WE’RE HEARING as the industry grapples with adapting to a changing regulatory environment with a heightened focus on consumer protection, an unintended casualty might be the traditional quality control department.
Consulting and technology giant Accenture thinks so. Changing rules and expectations are forcing lenders to rethink their technology priorities and traditional lending procedures, according to a recent Accenture white paper.
The new emphasis on compliance with consumer regulations may encourage lenders to embed quality control procedures within business processes, rather than relying on a stand-alone QC unit to double check work that’s already been done, according to the white paper. Ironically, a dedicated QC team actually could introduce mistakes to the process.
“It introduces human error into a part of the process that you really want to be flawless. You don’t have an appetite for a lot of errors to exist in QC,” Ghazale Johnston, managing director at Accenture Credit Services, told me.
In addition, supporting a stand-alone QC department—even if it is offshore—adds to the cost of the origination process.

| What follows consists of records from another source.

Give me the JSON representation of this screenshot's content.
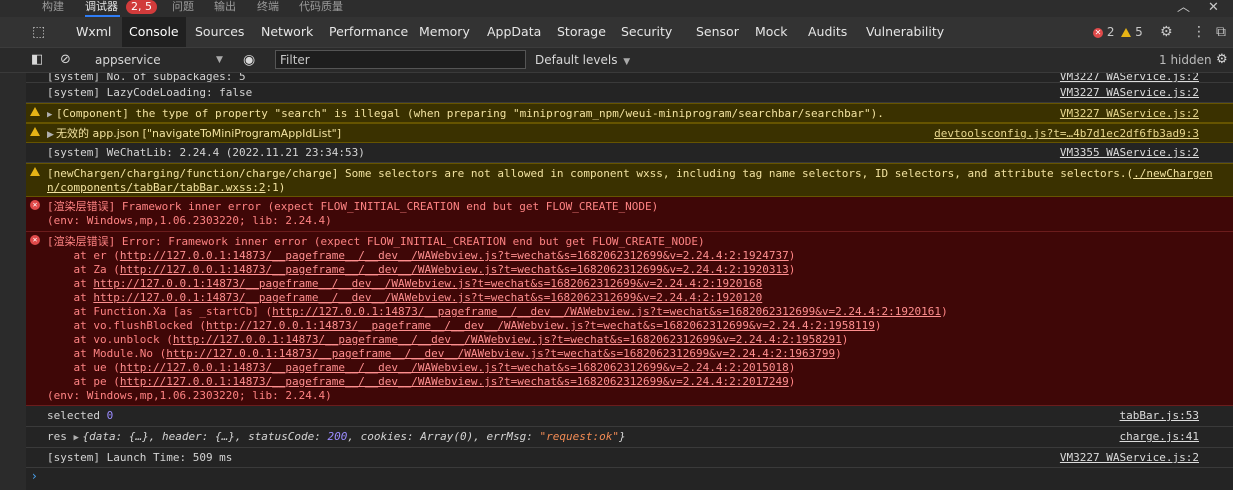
{
  "top_tabs": [
    "构建",
    "调试器",
    "问题",
    "输出",
    "终端",
    "代码质量"
  ],
  "top_badge": "2, 5",
  "top_icons": {
    "collapse": "chevron-up-icon",
    "close": "close-icon"
  },
  "tabs": [
    "Wxml",
    "Console",
    "Sources",
    "Network",
    "Performance",
    "Memory",
    "AppData",
    "Storage",
    "Security",
    "Sensor",
    "Mock",
    "Audits",
    "Vulnerability"
  ],
  "active_tab": "Console",
  "counts": {
    "errors": "2",
    "warnings": "5"
  },
  "filterbar": {
    "context": "appservice",
    "filter_placeholder": "Filter",
    "levels": "Default levels",
    "hidden": "1 hidden"
  },
  "logs": {
    "row0_msg": "[system] No. of subpackages: 5",
    "row0_src": "VM3227 WAService.js:2",
    "row1_msg": "[system] LazyCodeLoading: false",
    "row1_src": "VM3227 WAService.js:2",
    "row2_msg": "[Component] the type of property \"search\" is illegal (when preparing \"miniprogram_npm/weui-miniprogram/searchbar/searchbar\").",
    "row2_src": "VM3227 WAService.js:2",
    "row3_msg": "无效的 app.json [\"navigateToMiniProgramAppIdList\"]",
    "row3_src": "devtoolsconfig.js?t=…4b7d1ec2df6fb3ad9:3",
    "row4_msg": "[system] WeChatLib: 2.24.4 (2022.11.21 23:34:53)",
    "row4_src": "VM3355 WAService.js:2",
    "row5_msg1": "[newChargen/charging/function/charge/charge] Some selectors are not allowed in component wxss, including tag name selectors, ID selectors, and attribute selectors.(",
    "row5_link1": "./newChargen",
    "row5_link2": "n/components/tabBar/tabBar.wxss:2",
    "row5_tail": ":1)",
    "row6_msg": "[渲染层错误] Framework inner error (expect FLOW_INITIAL_CREATION end but get FLOW_CREATE_NODE)",
    "row6_env": "(env: Windows,mp,1.06.2303220; lib: 2.24.4)",
    "row7_msg": "[渲染层错误] Error: Framework inner error (expect FLOW_INITIAL_CREATION end but get FLOW_CREATE_NODE)",
    "row7_env": "(env: Windows,mp,1.06.2303220; lib: 2.24.4)",
    "stack": [
      {
        "prefix": "    at er (",
        "link": "http://127.0.0.1:14873/__pageframe__/__dev__/WAWebview.js?t=wechat&s=1682062312699&v=2.24.4:2:1924737",
        "suffix": ")"
      },
      {
        "prefix": "    at Za (",
        "link": "http://127.0.0.1:14873/__pageframe__/__dev__/WAWebview.js?t=wechat&s=1682062312699&v=2.24.4:2:1920313",
        "suffix": ")"
      },
      {
        "prefix": "    at ",
        "link": "http://127.0.0.1:14873/__pageframe__/__dev__/WAWebview.js?t=wechat&s=1682062312699&v=2.24.4:2:1920168",
        "suffix": ""
      },
      {
        "prefix": "    at ",
        "link": "http://127.0.0.1:14873/__pageframe__/__dev__/WAWebview.js?t=wechat&s=1682062312699&v=2.24.4:2:1920120",
        "suffix": ""
      },
      {
        "prefix": "    at Function.Xa [as _startCb] (",
        "link": "http://127.0.0.1:14873/__pageframe__/__dev__/WAWebview.js?t=wechat&s=1682062312699&v=2.24.4:2:1920161",
        "suffix": ")"
      },
      {
        "prefix": "    at vo.flushBlocked (",
        "link": "http://127.0.0.1:14873/__pageframe__/__dev__/WAWebview.js?t=wechat&s=1682062312699&v=2.24.4:2:1958119",
        "suffix": ")"
      },
      {
        "prefix": "    at vo.unblock (",
        "link": "http://127.0.0.1:14873/__pageframe__/__dev__/WAWebview.js?t=wechat&s=1682062312699&v=2.24.4:2:1958291",
        "suffix": ")"
      },
      {
        "prefix": "    at Module.No (",
        "link": "http://127.0.0.1:14873/__pageframe__/__dev__/WAWebview.js?t=wechat&s=1682062312699&v=2.24.4:2:1963799",
        "suffix": ")"
      },
      {
        "prefix": "    at ue (",
        "link": "http://127.0.0.1:14873/__pageframe__/__dev__/WAWebview.js?t=wechat&s=1682062312699&v=2.24.4:2:2015018",
        "suffix": ")"
      },
      {
        "prefix": "    at pe (",
        "link": "http://127.0.0.1:14873/__pageframe__/__dev__/WAWebview.js?t=wechat&s=1682062312699&v=2.24.4:2:2017249",
        "suffix": ")"
      }
    ],
    "row8_label": "selected",
    "row8_value": "0",
    "row8_src": "tabBar.js:53",
    "row9_label": "res",
    "row9_obj_a": "{data: {…}, header: {…}, statusCode: ",
    "row9_status": "200",
    "row9_obj_b": ", cookies: Array(0), errMsg: ",
    "row9_errmsg": "\"request:ok\"",
    "row9_obj_c": "}",
    "row9_src": "charge.js:41",
    "row10_msg": "[system] Launch Time: 509 ms",
    "row10_src": "VM3227 WAService.js:2"
  },
  "prompt": "›"
}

In the wake of the housing crisis and the pressure of buybacks on lenders, many firms beefed up QC so much that it resulted in overkill. Some lenders had “checkers checking the checkers,” Johnston said.
“In some cases, it has gotten a little out of control,” she said. “QC is critical and important, but the challenge is figuring out how to be wise about it.”
To successfully embed QC into the lending process, companies need to adopt systems that raise red flags along the way and create “hard stops” that prevent a loan from going forward until those red flag issues are resolved. That is preferable to trying to remediate a problem that is discovered later after a loan has proceeded.
Database management is another area where leading mortgage executives will have to focus on strategically implementing technology tools.
A lot of lenders are relying on third-party vendors to ensure compliance with new qualified mortgage rules that go into effect next year. But lenders need to make sure they have the systems and procedures in place to make sure those technology solutions will work.
“From our perspective, it’s not just as easy as creating a partnership or enhancing an existing partnership and then putting it into a black box in the background,” Johnston said. “A lot of these engines are only as good as the data they get.”
One problem that lenders face, especially in the wake of the many mergers and acquisitions that have taken place in the mortgage industry, is that they have to rely on multiple data sources. If those disparate information sources yield inaccurate or incomplete information, a third-party technology solution can’t fix those errors.
The mortgage origination process requires more information from customers than just about any other consumer transaction, Johnston noted. Ensuring the integrity of that data requires lenders to centralize a complete, single-source platform that can support the entire lending process.
Another technology trend that may help lenders improve data quality and minimize compliance costs is the use of “consumer facing” portals for collecting information. Lenders may not have much choice in adopting this approach.
“Clearly, the obvious benefit is that it’s what consumers are expecting at this point,” Johnston said. “It’s addressing what consumers are demanding, which is the ability to communicate real time with their lenders.”
In addition, consumer facing portals can help lenders integrate mobile devices into their lending operations. To facilitate communication with consumers on mobile devices, lenders need systems that ensure that information coming in is staying with the loan and is part of the system of record, so that audit trails are complete.
In an increasingly digital world, she also believes that analytics can be used to support more lending functions than just underwriting. In the future, she predicts that analytics will be used to maximize cross-selling, improve the efficiency of pipeline management, and leverage relationships with real estate brokers and builders, for instance.
Earlier this year, Accenture acquired Mortgage Cadence, a provider of loan origination software and document management technology. Mortgage Cadence’s approximately 190 employees joined Accenture, a global consulting, outsourcing and technology behemoth with more than 270,000 employees. Talk about a change in corporate culture.
Ted Cornwell has covered the mortgage markets since 1990. He is a former editor of both Mortgage Servicing News and Mortgage Technology.